## [What you need to do]
Work through the data below and copy out every line where "this" is found.

## [Material supplied]
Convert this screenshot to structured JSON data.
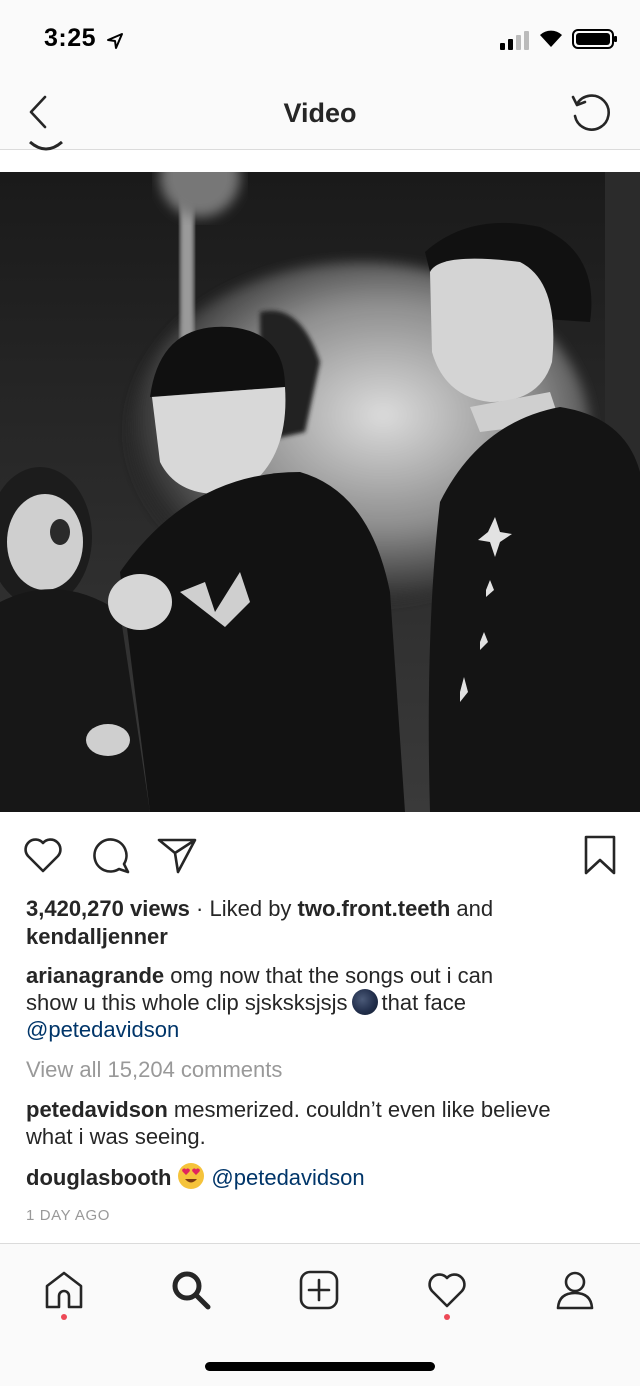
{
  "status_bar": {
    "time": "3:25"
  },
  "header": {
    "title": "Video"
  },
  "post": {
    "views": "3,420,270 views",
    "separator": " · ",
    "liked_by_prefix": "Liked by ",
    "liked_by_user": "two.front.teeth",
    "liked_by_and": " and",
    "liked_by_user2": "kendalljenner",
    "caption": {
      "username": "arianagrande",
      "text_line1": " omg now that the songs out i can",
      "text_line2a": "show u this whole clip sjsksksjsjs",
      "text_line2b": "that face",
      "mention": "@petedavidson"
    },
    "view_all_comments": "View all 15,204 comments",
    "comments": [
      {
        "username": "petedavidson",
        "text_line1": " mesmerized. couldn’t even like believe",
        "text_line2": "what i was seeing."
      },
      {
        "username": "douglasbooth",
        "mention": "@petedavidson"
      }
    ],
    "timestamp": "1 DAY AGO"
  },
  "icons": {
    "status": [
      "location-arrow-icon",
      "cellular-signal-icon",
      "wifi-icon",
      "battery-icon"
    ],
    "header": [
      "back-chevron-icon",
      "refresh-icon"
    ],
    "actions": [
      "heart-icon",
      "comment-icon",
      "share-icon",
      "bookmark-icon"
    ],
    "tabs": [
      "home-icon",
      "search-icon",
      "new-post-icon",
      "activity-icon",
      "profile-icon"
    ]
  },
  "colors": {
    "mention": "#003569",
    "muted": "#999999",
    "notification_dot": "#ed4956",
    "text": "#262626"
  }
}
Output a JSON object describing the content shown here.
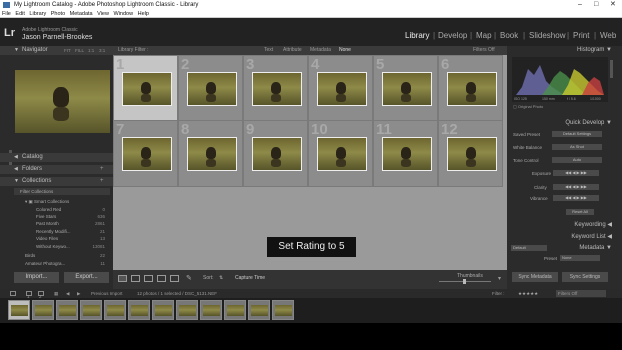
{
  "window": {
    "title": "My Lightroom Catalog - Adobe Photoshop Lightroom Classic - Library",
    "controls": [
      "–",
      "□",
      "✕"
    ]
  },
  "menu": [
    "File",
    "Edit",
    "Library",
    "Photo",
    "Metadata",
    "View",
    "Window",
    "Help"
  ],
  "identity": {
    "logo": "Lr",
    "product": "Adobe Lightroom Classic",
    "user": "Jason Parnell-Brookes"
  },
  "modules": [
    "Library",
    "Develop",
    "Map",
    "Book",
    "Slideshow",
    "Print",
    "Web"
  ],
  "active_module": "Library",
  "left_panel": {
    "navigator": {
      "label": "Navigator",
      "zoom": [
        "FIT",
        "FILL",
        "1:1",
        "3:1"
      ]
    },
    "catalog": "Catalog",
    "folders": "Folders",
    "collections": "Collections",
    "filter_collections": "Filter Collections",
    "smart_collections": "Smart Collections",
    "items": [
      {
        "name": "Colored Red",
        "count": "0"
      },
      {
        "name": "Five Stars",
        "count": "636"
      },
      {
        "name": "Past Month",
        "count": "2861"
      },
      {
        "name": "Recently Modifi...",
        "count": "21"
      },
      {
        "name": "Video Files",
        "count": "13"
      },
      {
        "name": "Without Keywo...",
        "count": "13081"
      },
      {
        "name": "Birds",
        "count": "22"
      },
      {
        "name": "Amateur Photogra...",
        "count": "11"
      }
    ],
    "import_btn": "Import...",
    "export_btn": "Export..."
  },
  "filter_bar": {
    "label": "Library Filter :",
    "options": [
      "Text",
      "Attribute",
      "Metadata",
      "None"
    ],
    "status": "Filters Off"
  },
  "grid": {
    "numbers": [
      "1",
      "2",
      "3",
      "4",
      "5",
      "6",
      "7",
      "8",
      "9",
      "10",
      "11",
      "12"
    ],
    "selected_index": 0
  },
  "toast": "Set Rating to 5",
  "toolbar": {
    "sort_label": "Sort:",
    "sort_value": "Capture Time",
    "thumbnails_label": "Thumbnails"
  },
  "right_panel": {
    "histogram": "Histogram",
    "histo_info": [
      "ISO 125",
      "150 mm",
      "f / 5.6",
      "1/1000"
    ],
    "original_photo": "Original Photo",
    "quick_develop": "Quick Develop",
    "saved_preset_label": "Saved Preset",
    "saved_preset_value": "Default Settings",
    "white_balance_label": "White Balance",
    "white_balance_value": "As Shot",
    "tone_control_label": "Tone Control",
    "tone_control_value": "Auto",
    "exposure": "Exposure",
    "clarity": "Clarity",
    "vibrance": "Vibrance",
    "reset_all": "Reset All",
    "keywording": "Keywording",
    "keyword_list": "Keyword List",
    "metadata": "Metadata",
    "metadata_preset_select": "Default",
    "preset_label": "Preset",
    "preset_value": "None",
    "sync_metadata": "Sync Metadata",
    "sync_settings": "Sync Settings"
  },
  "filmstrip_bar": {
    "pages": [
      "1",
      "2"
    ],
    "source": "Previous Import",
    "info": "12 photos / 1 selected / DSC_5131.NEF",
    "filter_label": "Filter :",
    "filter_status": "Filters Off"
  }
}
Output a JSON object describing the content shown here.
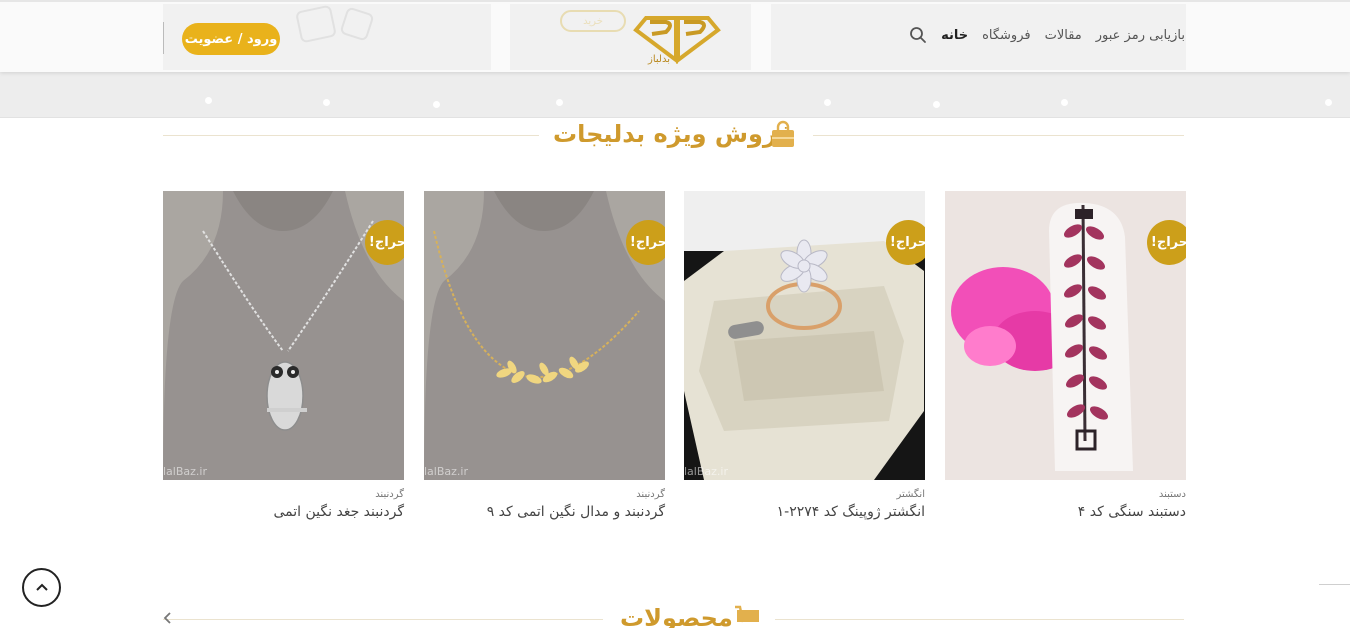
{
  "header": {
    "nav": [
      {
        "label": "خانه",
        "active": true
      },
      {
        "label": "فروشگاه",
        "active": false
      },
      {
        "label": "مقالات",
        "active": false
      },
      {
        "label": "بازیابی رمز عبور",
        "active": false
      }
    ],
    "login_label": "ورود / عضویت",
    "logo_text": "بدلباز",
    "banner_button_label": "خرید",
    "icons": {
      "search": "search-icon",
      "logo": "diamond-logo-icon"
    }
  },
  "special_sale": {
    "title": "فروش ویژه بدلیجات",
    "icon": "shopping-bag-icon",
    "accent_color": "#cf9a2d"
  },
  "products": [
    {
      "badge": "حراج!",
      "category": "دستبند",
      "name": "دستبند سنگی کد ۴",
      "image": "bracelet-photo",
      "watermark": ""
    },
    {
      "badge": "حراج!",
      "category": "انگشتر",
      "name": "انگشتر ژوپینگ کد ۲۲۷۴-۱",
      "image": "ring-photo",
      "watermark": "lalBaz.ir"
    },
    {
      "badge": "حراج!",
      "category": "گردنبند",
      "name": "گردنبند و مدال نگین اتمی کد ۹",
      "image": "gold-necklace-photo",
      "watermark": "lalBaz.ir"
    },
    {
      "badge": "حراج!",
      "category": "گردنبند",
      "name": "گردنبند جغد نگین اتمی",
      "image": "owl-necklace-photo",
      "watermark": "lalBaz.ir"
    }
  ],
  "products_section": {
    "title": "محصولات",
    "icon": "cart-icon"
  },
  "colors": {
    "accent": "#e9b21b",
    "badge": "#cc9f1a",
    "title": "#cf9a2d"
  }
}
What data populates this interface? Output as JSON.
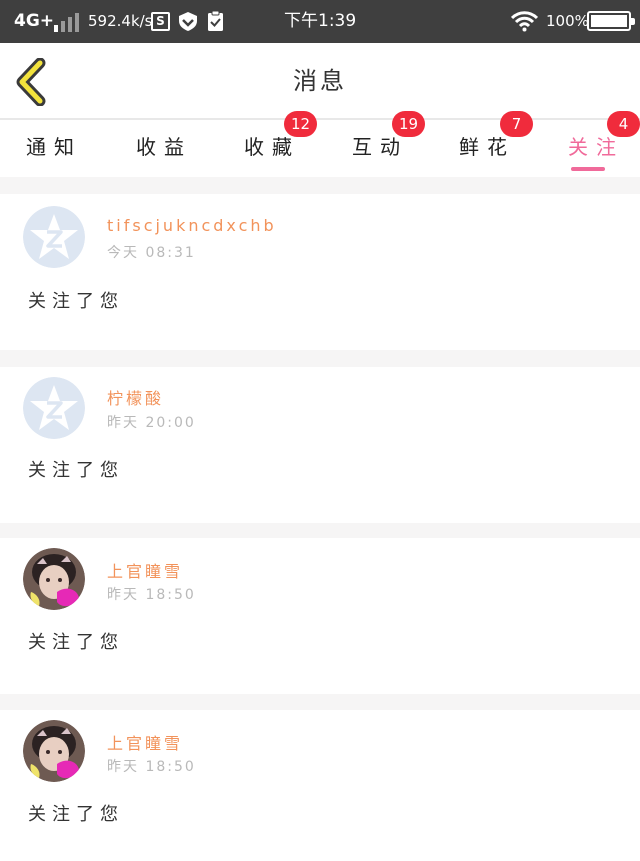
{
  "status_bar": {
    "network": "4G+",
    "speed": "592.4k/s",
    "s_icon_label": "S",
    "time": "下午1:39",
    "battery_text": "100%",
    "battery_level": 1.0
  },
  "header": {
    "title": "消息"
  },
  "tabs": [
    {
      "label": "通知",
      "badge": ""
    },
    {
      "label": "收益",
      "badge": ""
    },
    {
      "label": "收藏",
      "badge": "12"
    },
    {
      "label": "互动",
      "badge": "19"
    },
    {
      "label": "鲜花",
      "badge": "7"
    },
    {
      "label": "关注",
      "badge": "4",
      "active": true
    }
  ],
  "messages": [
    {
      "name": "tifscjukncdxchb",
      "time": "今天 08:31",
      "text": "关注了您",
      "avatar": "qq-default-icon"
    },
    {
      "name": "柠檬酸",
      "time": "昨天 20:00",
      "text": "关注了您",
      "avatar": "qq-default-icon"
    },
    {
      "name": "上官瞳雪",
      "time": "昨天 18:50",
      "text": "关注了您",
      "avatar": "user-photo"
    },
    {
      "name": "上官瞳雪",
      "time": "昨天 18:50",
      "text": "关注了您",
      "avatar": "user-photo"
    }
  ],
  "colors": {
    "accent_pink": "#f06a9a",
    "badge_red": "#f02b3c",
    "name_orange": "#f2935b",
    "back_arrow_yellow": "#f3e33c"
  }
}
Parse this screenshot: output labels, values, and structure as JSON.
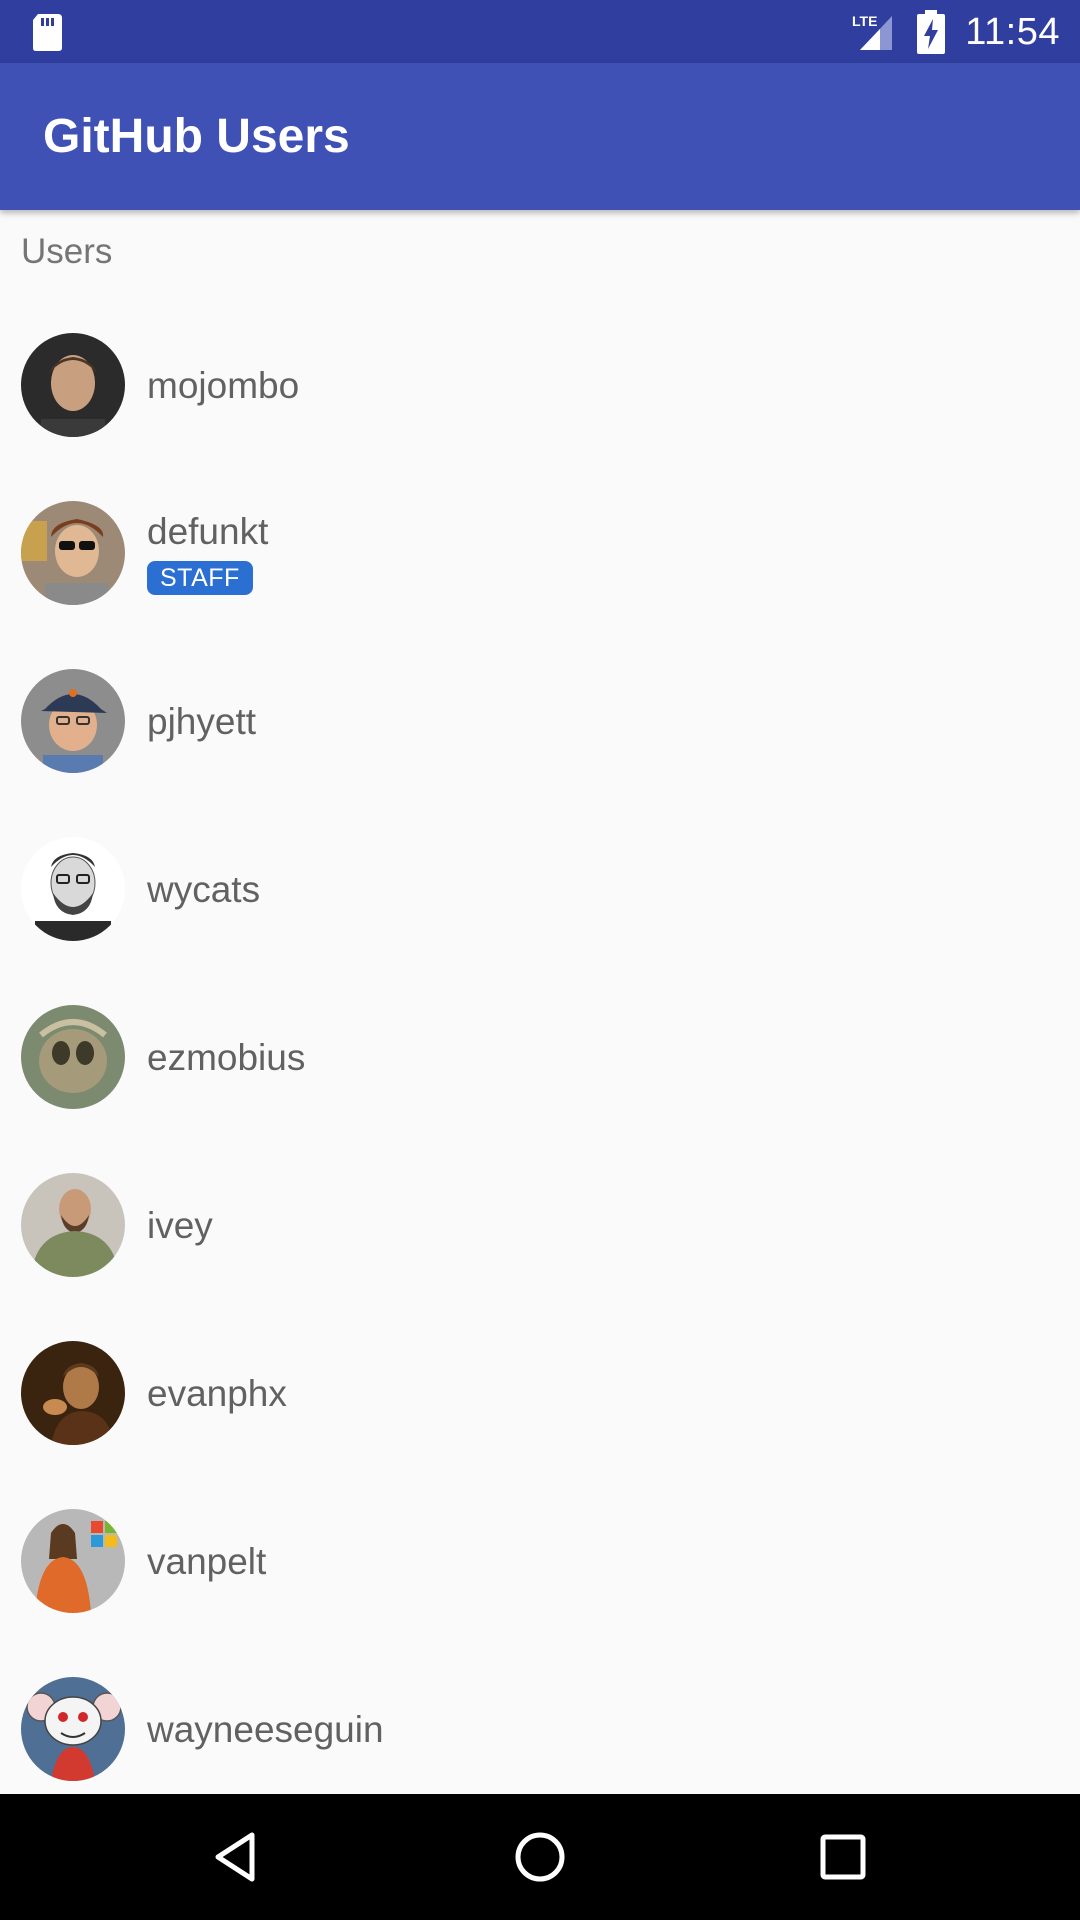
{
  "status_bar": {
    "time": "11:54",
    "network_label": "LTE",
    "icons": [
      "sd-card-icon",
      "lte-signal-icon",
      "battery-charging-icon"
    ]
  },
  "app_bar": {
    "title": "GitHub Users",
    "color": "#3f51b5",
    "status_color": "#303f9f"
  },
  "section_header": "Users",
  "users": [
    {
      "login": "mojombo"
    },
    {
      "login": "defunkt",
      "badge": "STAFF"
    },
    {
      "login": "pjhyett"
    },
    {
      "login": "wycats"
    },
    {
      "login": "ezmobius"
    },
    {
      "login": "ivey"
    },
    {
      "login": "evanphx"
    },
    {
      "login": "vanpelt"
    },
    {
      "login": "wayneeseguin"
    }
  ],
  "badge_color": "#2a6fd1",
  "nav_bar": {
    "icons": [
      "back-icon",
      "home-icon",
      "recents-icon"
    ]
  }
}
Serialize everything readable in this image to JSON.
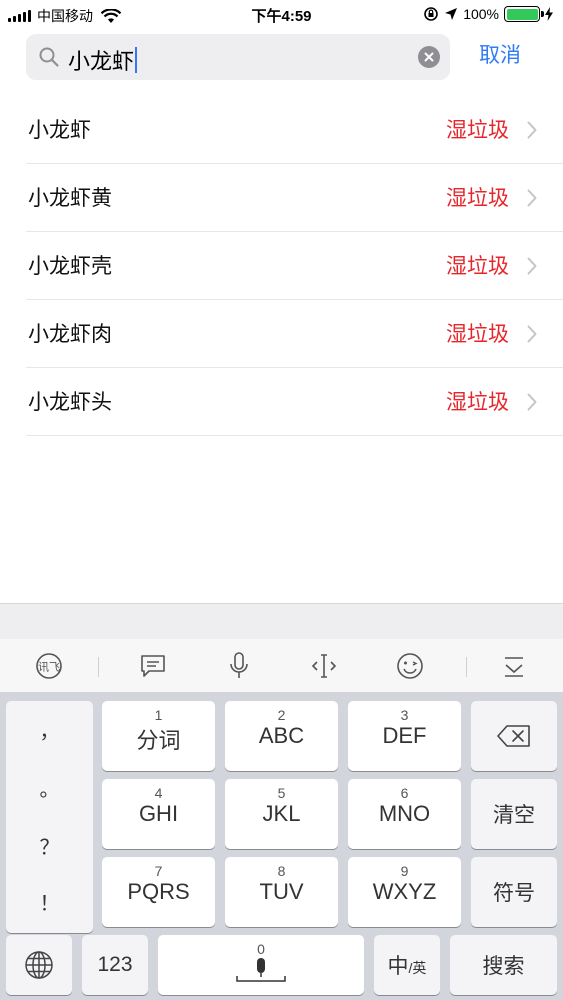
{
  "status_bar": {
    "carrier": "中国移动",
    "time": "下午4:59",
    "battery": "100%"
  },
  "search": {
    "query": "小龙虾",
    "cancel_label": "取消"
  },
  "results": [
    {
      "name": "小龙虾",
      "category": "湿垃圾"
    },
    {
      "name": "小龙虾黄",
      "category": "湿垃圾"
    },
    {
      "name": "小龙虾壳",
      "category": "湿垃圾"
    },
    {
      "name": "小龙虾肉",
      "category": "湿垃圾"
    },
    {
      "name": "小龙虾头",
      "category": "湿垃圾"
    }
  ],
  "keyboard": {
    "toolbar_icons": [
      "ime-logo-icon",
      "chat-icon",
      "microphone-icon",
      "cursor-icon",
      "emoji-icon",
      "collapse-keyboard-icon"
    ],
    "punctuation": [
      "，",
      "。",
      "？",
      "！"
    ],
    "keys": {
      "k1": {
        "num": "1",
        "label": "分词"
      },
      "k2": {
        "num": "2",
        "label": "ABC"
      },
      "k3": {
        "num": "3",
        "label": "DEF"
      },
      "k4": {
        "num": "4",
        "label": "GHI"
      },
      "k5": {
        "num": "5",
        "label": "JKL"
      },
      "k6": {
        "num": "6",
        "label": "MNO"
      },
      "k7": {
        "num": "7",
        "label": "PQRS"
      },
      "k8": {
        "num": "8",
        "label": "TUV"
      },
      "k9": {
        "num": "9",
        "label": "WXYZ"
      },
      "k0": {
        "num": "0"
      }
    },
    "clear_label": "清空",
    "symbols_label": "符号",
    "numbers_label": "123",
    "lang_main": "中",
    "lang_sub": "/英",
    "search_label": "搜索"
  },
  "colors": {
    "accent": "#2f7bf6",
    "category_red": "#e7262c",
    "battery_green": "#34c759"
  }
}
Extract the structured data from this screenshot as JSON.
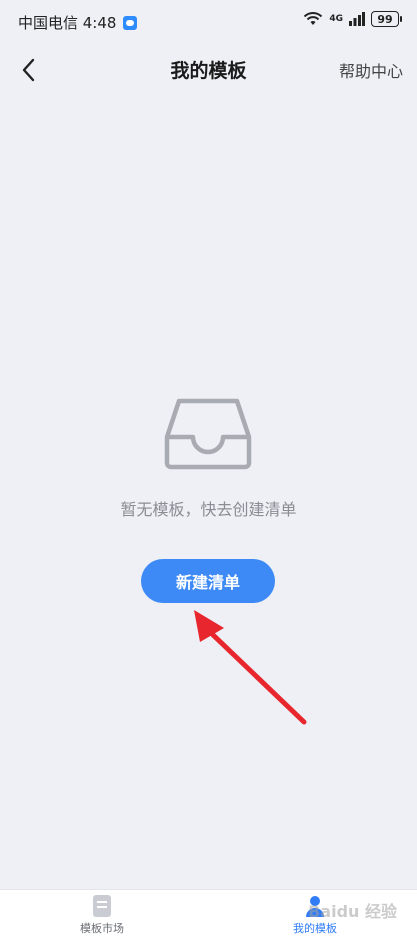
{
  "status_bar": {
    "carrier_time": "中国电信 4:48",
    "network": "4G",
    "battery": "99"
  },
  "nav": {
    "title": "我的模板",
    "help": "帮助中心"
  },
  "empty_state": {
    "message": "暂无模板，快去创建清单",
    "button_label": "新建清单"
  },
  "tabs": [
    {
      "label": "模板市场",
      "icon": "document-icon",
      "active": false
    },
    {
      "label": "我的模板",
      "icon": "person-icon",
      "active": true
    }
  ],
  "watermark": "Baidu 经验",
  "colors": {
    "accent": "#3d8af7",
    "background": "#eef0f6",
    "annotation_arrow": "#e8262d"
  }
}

## [Written response]
Convert this screenshot to structured JSON data.
      "text_line2a": "show u this whole clip sjsksksjsjs",
What data populates this interface? Output as JSON.
Parse this screenshot: output labels, values, and structure as JSON.
Serialize everything readable in this image to JSON.
Extract the structured data from this screenshot as JSON.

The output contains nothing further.